WORK TO COMPLETE >> The result should be every line that contains the word "tagline", taken from the material.

DATASET EXCERPTS >>
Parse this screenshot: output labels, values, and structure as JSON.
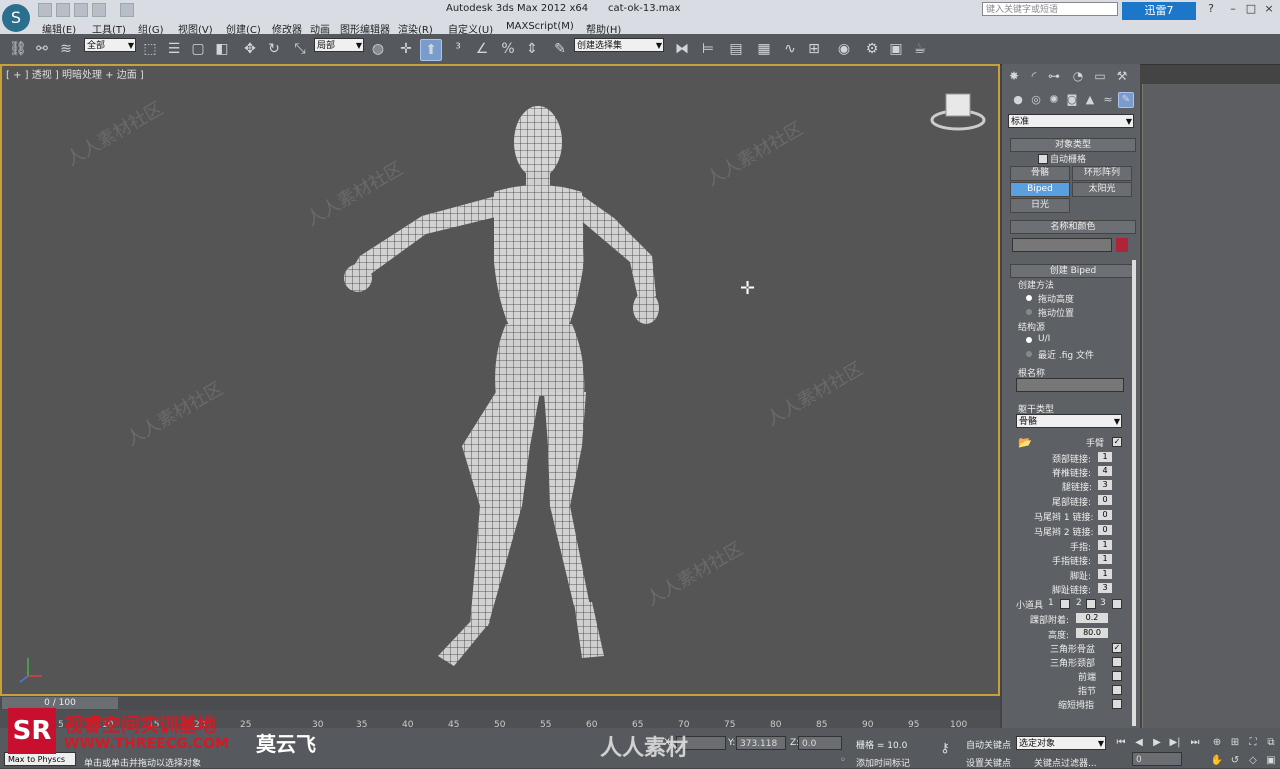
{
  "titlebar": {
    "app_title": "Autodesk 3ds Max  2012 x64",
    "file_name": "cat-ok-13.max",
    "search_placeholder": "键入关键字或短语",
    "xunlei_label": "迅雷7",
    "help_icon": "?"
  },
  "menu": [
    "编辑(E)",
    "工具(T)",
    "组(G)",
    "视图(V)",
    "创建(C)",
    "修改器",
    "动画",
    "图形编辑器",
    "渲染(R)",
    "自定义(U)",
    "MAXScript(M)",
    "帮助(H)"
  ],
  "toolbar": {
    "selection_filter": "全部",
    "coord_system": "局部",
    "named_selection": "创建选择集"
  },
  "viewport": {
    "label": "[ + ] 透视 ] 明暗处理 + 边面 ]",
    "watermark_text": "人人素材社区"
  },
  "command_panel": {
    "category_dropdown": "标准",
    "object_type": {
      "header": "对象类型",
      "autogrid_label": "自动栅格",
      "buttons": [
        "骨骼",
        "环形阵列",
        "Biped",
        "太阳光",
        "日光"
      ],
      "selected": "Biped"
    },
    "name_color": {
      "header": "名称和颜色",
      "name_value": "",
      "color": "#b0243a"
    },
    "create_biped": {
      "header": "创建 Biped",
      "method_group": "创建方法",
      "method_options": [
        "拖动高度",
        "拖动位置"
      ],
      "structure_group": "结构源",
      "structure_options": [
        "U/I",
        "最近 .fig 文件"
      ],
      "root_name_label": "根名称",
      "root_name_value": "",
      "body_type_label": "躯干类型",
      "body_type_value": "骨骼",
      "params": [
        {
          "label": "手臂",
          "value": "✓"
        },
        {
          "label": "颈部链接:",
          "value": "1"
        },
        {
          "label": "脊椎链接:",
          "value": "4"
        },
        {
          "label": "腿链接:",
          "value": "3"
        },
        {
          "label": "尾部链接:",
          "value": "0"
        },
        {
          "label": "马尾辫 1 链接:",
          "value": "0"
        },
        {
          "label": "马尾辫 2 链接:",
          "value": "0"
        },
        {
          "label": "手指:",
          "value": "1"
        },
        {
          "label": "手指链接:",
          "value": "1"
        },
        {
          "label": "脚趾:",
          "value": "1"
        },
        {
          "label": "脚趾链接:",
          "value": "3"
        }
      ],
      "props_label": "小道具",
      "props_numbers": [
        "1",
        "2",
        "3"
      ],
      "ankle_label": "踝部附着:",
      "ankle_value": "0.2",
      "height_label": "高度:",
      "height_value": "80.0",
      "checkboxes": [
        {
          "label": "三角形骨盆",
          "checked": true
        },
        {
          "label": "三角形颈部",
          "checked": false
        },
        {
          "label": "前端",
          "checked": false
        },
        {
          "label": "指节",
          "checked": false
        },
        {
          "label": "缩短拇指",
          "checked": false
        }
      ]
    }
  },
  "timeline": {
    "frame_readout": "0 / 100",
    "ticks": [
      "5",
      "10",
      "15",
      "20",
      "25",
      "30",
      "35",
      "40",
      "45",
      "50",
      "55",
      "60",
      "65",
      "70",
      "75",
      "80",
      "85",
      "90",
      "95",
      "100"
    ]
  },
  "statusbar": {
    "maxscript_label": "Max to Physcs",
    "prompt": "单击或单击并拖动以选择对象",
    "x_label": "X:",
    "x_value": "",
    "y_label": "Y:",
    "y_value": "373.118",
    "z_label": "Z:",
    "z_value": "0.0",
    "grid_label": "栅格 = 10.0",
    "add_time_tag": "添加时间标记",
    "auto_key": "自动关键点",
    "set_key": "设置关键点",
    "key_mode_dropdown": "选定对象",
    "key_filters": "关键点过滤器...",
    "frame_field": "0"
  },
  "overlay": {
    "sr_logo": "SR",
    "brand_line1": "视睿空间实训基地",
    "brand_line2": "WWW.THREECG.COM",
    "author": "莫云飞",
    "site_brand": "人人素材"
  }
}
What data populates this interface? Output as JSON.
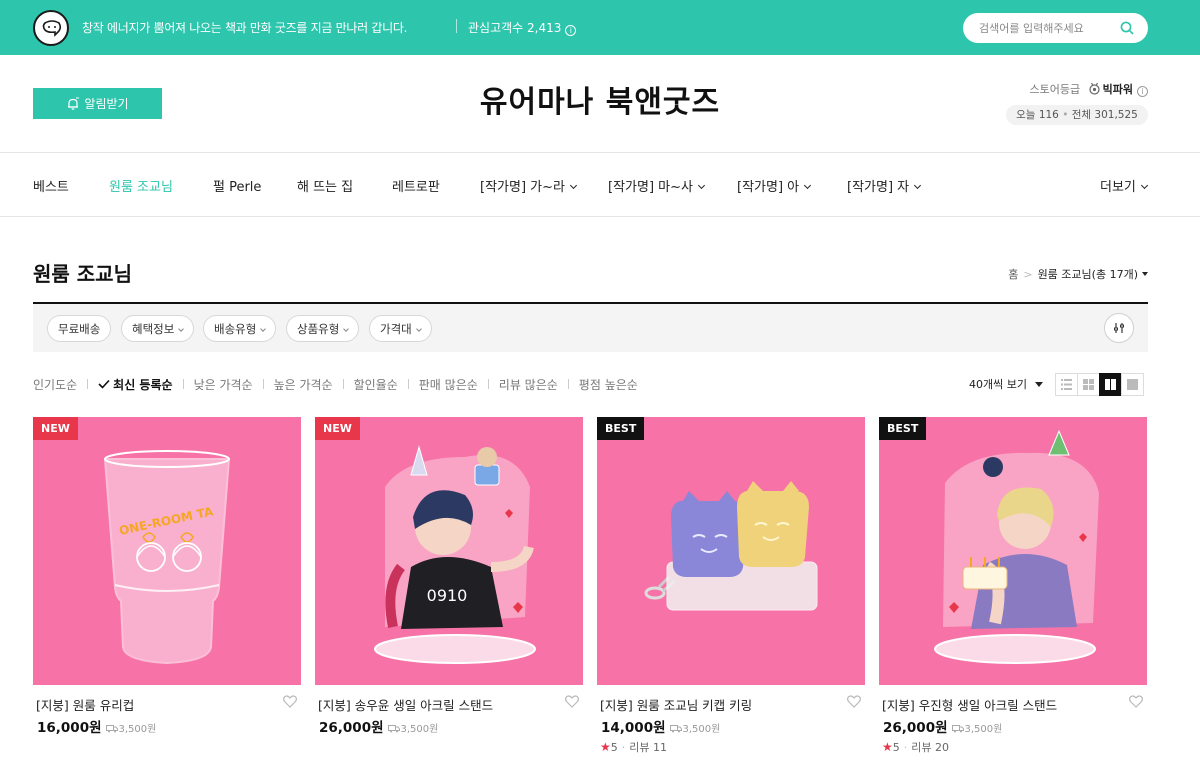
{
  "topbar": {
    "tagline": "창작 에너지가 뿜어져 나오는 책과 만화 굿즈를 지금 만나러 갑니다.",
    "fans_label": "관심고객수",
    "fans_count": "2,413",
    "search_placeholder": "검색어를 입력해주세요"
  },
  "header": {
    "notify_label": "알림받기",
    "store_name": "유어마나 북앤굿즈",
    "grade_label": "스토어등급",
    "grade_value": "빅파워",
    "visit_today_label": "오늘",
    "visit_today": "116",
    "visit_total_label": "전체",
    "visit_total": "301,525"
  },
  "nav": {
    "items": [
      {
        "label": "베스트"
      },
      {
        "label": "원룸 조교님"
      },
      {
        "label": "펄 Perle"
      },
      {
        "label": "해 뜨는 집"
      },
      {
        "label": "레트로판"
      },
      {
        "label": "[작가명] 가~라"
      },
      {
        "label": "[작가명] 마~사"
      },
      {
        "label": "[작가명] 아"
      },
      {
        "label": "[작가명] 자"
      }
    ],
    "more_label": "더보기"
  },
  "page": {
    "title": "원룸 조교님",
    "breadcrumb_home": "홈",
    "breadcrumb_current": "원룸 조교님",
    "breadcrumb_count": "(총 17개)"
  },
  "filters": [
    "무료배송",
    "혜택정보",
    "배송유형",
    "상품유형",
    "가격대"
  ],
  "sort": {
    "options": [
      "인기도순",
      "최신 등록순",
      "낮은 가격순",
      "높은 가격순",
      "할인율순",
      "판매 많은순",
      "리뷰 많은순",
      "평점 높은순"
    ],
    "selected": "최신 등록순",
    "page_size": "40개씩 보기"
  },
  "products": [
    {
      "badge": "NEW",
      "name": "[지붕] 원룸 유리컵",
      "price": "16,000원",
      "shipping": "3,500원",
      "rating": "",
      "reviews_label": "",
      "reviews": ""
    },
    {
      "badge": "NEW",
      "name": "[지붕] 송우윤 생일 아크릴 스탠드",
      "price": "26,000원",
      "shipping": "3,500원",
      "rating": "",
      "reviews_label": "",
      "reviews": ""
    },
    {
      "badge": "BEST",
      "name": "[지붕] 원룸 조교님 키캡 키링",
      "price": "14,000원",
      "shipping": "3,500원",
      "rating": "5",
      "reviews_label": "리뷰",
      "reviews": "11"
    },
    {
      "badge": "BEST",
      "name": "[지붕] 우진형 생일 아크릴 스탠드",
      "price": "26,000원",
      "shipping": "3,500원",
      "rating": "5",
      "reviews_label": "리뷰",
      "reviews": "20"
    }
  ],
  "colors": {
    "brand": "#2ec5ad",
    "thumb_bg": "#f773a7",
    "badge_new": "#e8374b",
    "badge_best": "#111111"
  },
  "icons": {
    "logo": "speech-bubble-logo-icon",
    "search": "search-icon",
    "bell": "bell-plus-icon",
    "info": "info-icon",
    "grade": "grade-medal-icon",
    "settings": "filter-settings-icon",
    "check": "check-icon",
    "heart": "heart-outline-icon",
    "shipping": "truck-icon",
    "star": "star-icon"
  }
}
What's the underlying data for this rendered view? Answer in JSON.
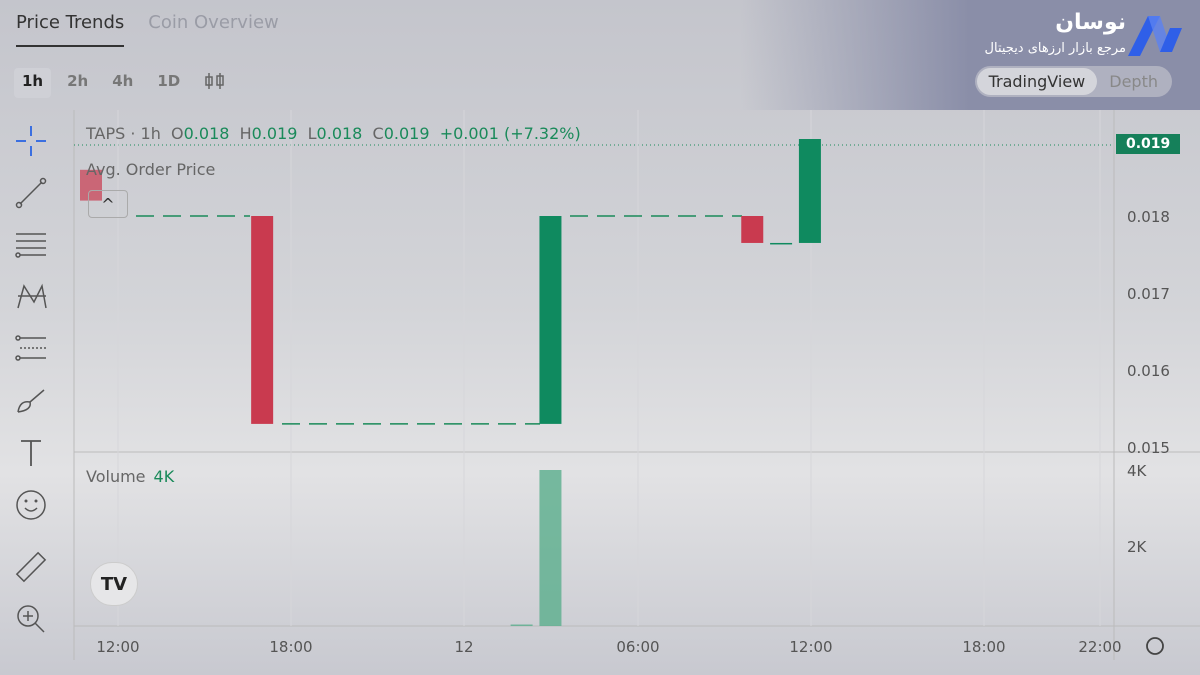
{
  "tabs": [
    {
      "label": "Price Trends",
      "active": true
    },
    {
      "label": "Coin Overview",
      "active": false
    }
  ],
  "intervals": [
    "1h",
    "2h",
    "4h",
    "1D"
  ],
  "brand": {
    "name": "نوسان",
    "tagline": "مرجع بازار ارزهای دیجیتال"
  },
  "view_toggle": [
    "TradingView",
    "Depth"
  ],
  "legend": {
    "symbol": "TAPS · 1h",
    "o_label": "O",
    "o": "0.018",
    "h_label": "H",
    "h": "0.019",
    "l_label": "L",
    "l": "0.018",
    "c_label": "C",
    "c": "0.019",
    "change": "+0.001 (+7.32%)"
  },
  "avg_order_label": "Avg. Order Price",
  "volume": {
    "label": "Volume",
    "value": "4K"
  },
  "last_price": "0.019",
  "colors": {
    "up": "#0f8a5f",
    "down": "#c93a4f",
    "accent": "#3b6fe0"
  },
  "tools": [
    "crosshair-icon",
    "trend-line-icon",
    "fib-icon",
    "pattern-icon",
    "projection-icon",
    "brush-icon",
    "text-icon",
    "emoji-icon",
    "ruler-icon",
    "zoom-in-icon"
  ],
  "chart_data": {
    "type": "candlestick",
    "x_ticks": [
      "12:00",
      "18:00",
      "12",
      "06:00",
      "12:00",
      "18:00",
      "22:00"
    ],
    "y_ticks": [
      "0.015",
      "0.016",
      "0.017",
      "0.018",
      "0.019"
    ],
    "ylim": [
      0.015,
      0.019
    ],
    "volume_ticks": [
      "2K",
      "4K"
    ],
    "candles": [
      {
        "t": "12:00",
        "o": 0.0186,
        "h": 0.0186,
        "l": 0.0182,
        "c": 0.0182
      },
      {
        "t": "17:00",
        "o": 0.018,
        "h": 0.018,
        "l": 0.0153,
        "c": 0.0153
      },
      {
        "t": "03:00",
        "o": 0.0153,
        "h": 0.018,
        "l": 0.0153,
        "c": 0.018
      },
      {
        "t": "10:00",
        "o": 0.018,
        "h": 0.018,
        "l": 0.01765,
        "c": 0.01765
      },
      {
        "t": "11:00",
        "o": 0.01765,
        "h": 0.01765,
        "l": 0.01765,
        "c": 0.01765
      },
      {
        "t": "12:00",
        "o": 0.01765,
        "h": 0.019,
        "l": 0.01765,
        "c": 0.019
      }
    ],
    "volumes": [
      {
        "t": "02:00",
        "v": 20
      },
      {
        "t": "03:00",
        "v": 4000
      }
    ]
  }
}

RESPONSE TO THIS TASK >>
    "tagline": "창작 에너지가 뿜어져 나오는 책과 만화 굿즈를 지금 만나러 갑니다.",
    "tagline": "مرجع بازار ارزهای دیجیتال"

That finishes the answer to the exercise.